Extracting knowledge from data.


Using massive quantities of data to advance the sciences

Creating synergies and interactions among the analysts and the “producers” of data

The CDS (Centre for Data Science) project consists of developing methods and tools so as to be capable of analysing gigantic amounts of data and extracting useful information from them for physics, biology, medicine, chemistry, the environment and the human sciences.

This project is multidisciplinary; it requires research on analytical methodologies (statistics, processes of machine learning, extracting knowledge, viewing data), as well as on software design. Specialized knowledge in each research field from which the data come is also indispensable.

The objective goes well beyond the current initiatives surrounding “big data”, which is focused on the retrieval, transfer, storage, filing and security of the data.

The Centre for Data Science will endeavour, above all, to extract knowledge from data.

Making the data speak

Predicting the links between genes and the physical characteristics of plants and animals, understanding the interactions among proteins, piercing the mysteries of black matter using gigantic telescopes, creating unbelievably accurate images of the brain in operation, discovering new particles in accelerators or detecting cosmic rays from them, organizing billions of musical pieces posted on the web, modelling the environment, or even understanding the growth of cities and the desertification of the countryside – all this research requires the processing of staggering amounts of data and even more, making sense of it. That’s the reason for the Centre for Data Science.

The CDS advantages

The CDS is designed most of all to combine all of the multidisciplinary skills required for analysing huge amounts of data. They are rarely gathered in a single laboratory. The Centre for Data Science will combine:

  • Scientists and engineers who collect data using sensors and detectors. They analyse them to discover the laws of nature;
  • Data specialists, who construct algorithms and propose new data processing methods;
  • Software engineers who design and implement tools;
  • Systems engineers who construct calculators and make them run.

The CDS will be a contact point both for multinationals and small and medium-sized businesses. Links will also be created with higher learning and with existing data centres.



Big data means the enormous amounts of extremely varied data that we continuously produce, especially through social networks or cell phones. Gathering these enormous amounts of data has never been so easy. In science, we also produce huge amounts of data using sensors, detectors, telescopes, imaging devices, etc.

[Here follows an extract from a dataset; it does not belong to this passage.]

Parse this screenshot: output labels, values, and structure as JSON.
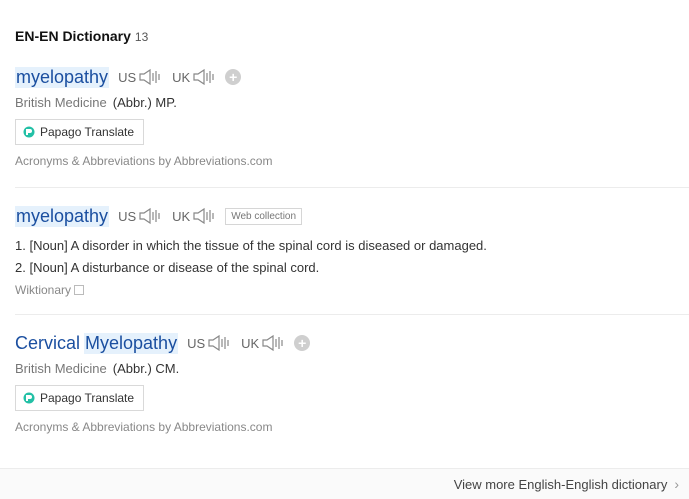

This unprecedented growth has revolutionized science and industry during the last decade. In particle physics, for example, the automatic analyses of data related to simulation are the norm today. Likewise, a new science has emerged: bioinformatics, by interfacing biology and informatics. These massive amounts of data involve almost all of the disciplines. Being able to extract useful information from these data thus becomes a crucial scientific challenge. It is also a societal challenge to learn to control them and protect them.